      If they don't have the $$, they can't continue certain programs and more often than not, it's the arts that get slashed.

      • emersonpie

        But would a 3 or 5% cut across all departments get your attention?

  • Mike Worcester

    Arts programs — theatre, debate, speech, music, et al — are not revenue generators. They simply can’t support themselves. News flash though — neither do pretty much all of the athletics. With the exceptions of football, boys basketball, hockey in certain areas, and wrestling in certain areas. What remains does not produce much, if any, revenue. (Which makes it interesting that the district is looking at hockey as an elimination; it’s an expensive activity even when you consider how much booster clubs contribute also.)

    • Angry Jonny

      Arts programs are part of school curriculum. Football, basketball, hockey and other extracurricular sports aren’t. Continuing to prop up extracurricular activities at the expense of music and arts curriculum is BS, pure and simple. Revenue generators be damned.

  • nickinmn

    This has been ongoing in Winona for many decades, very dysfunctional leadership and school board. The most recent former superintendent resigned over multiple plagiarism instances (including his doctoral dissertation and district technology plan!).

    Historically Winonan’s have supported most school levy’s, but in this case the school board went against the task force (teachers, staff, parents, community members) recommendations with the levy proposal. The school board itself was split on moving forward with the ballot initiative 4-3. The 82 million dollar funding increase was estimated to have decreased facility costs by 1.1 million/ year, it was a pretty hard sell.
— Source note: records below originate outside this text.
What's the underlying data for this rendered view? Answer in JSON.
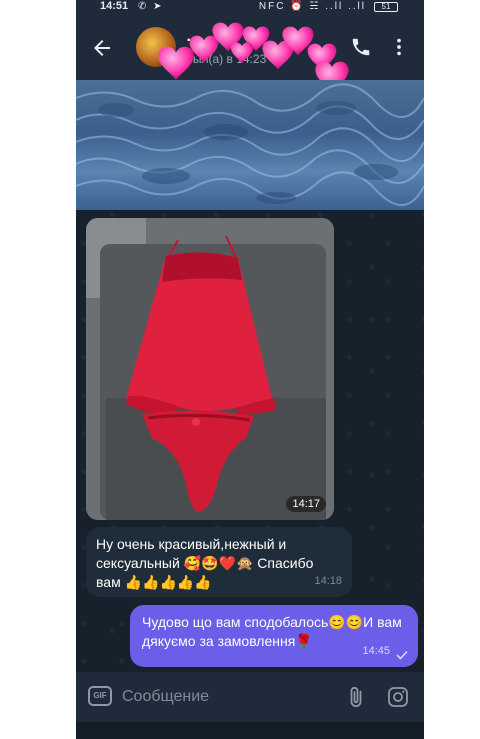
{
  "status_bar": {
    "time": "14:51",
    "left_icons": "✆ ➤",
    "right_icons": "NFC ⏰ ☵ ..ll ..ll",
    "battery": "51"
  },
  "header": {
    "title": "…",
    "subtitle": "был(а) в 14:23"
  },
  "messages": [
    {
      "type": "image",
      "time": "14:17",
      "direction": "incoming"
    },
    {
      "type": "text",
      "direction": "incoming",
      "text": "Ну очень красивый,нежный и сексуальный 🥰🤩❤️🙊 Спасибо вам 👍👍👍👍👍",
      "time": "14:18"
    },
    {
      "type": "text",
      "direction": "outgoing",
      "text": "Чудово що вам сподобалось😊😊И вам дякуємо за замовлення🌹",
      "time": "14:45"
    }
  ],
  "input": {
    "placeholder": "Сообщение",
    "gif_label": "GIF"
  },
  "colors": {
    "header_bg": "#1f2b3a",
    "chat_bg": "#16212b",
    "incoming_bubble": "#1f2c3a",
    "outgoing_bubble": "#6b5ee8"
  }
}
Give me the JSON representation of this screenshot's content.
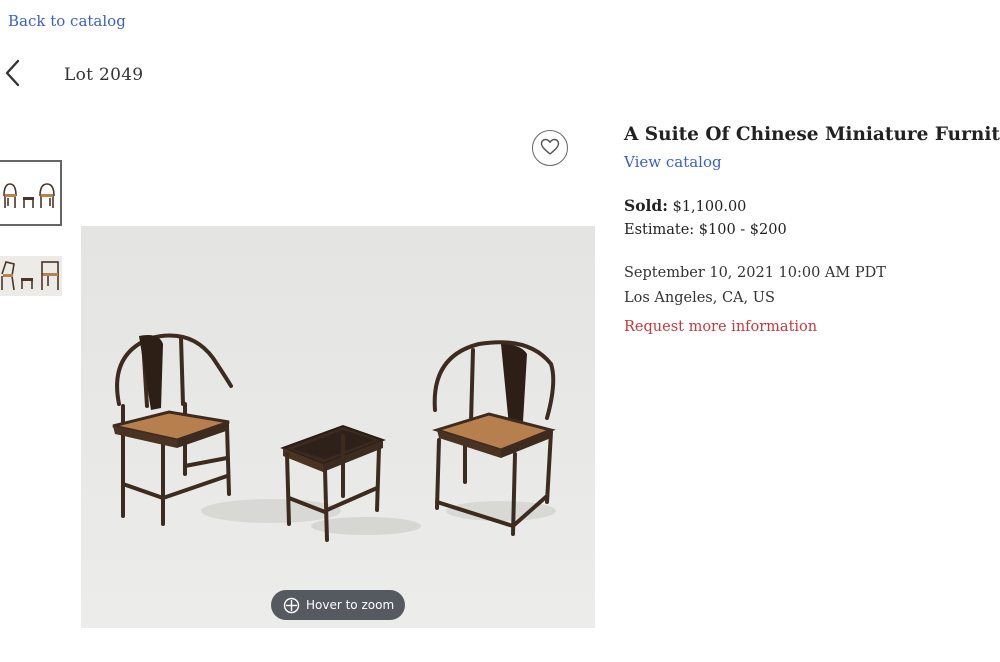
{
  "nav": {
    "back_to_catalog": "Back to catalog",
    "lot_title": "Lot  2049"
  },
  "gallery": {
    "thumbnails": [
      {
        "alt": "chairs-and-stool-view-1",
        "selected": true
      },
      {
        "alt": "chairs-and-stool-view-2",
        "selected": false
      }
    ],
    "zoom_hint": "Hover to zoom",
    "favorite_icon": "heart-icon"
  },
  "lot": {
    "title": "A Suite Of Chinese Miniature Furniture",
    "view_catalog": "View catalog",
    "sold_label": "Sold:",
    "sold_price": "$1,100.00",
    "estimate": "Estimate: $100 - $200",
    "date": "September 10, 2021 10:00 AM PDT",
    "location": "Los Angeles, CA, US",
    "request_info": "Request more information"
  },
  "colors": {
    "link": "#3b5fc9",
    "request": "#c8373c",
    "zoom_pill": "#555a60"
  }
}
    What upsets me about the music staff comparison with other districts is
    they are looking only at total school enrollment, not music
    participation. I am also disappointed by how much technology expenses
    goes into computer equipment (which had no proposed cuts) but I get that “one-to-one” programs are all the rage.

    I also dislike that the school board proposal kept Rollingstone open (unlike the task force recommendation)– I get that the school is the center of Rollingstone, but to keep an elementary school with ~70 students when Altura elementary is ~8 miles away and Winona is ~10 miles away hardly seems prudent.

  • Angry Jonny

    Instead of having band, theater, and arts booster clubs, why don’t we divert administrative salaries to those teachers, and make the superintendents raise their own salary funds by selling chocolate bars?